ABOUT THIS TASK — In the data below, locate each line with the word "signal" and list it.

# # # # #

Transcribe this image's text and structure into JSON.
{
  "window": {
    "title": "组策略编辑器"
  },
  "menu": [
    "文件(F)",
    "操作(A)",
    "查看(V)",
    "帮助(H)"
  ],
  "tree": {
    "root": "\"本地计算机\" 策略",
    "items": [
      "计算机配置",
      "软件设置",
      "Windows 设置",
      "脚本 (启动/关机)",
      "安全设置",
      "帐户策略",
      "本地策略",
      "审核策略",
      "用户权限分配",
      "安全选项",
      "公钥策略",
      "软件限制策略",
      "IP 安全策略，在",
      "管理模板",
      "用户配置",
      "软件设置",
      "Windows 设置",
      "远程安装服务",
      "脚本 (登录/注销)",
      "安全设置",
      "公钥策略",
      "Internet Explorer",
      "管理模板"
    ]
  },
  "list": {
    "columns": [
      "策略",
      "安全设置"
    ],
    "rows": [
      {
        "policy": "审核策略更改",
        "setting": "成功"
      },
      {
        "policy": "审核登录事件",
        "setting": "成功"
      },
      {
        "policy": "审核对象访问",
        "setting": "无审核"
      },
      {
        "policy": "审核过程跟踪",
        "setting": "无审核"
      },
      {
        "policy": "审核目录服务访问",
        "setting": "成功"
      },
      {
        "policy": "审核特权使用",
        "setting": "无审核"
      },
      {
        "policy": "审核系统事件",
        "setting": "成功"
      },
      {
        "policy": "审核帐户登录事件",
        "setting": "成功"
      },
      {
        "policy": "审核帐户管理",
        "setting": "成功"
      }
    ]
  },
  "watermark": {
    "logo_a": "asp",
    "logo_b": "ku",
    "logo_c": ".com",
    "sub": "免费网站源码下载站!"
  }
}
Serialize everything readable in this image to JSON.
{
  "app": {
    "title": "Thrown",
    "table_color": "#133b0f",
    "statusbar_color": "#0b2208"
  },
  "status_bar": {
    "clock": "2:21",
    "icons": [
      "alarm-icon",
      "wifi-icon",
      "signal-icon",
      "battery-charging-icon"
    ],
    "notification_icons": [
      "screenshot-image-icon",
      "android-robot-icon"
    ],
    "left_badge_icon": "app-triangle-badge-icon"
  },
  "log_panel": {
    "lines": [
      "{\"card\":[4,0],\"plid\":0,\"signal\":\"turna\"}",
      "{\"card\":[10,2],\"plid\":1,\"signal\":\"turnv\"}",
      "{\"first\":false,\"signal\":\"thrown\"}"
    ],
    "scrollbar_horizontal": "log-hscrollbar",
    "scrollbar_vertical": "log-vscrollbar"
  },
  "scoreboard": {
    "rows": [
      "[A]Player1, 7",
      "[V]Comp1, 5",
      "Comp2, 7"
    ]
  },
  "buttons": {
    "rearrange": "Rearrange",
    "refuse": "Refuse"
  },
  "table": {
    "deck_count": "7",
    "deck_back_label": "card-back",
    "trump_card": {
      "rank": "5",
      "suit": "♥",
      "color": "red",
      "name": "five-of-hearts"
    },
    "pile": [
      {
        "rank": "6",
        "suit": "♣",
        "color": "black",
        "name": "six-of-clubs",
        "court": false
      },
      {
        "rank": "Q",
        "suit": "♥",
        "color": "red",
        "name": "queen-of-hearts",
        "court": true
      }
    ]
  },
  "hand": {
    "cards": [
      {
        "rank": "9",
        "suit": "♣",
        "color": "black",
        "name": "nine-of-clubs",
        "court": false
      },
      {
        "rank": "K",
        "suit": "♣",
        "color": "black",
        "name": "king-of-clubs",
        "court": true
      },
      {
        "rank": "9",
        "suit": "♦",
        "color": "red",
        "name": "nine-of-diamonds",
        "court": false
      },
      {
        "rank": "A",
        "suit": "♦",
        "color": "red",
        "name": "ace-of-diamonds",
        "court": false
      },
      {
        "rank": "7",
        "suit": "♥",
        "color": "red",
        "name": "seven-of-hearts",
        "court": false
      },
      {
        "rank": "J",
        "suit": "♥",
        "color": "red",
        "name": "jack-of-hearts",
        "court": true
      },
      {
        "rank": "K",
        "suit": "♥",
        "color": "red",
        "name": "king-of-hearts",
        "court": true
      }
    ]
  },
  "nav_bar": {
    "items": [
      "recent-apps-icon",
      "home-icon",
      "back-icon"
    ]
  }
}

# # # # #

RESULT FOR THIS EXERCISE —
      "signal-icon",
      "{\"card\":[4,0],\"plid\":0,\"signal\":\"turna\"}",
      "{\"card\":[10,2],\"plid\":1,\"signal\":\"turnv\"}",
      "{\"first\":false,\"signal\":\"thrown\"}"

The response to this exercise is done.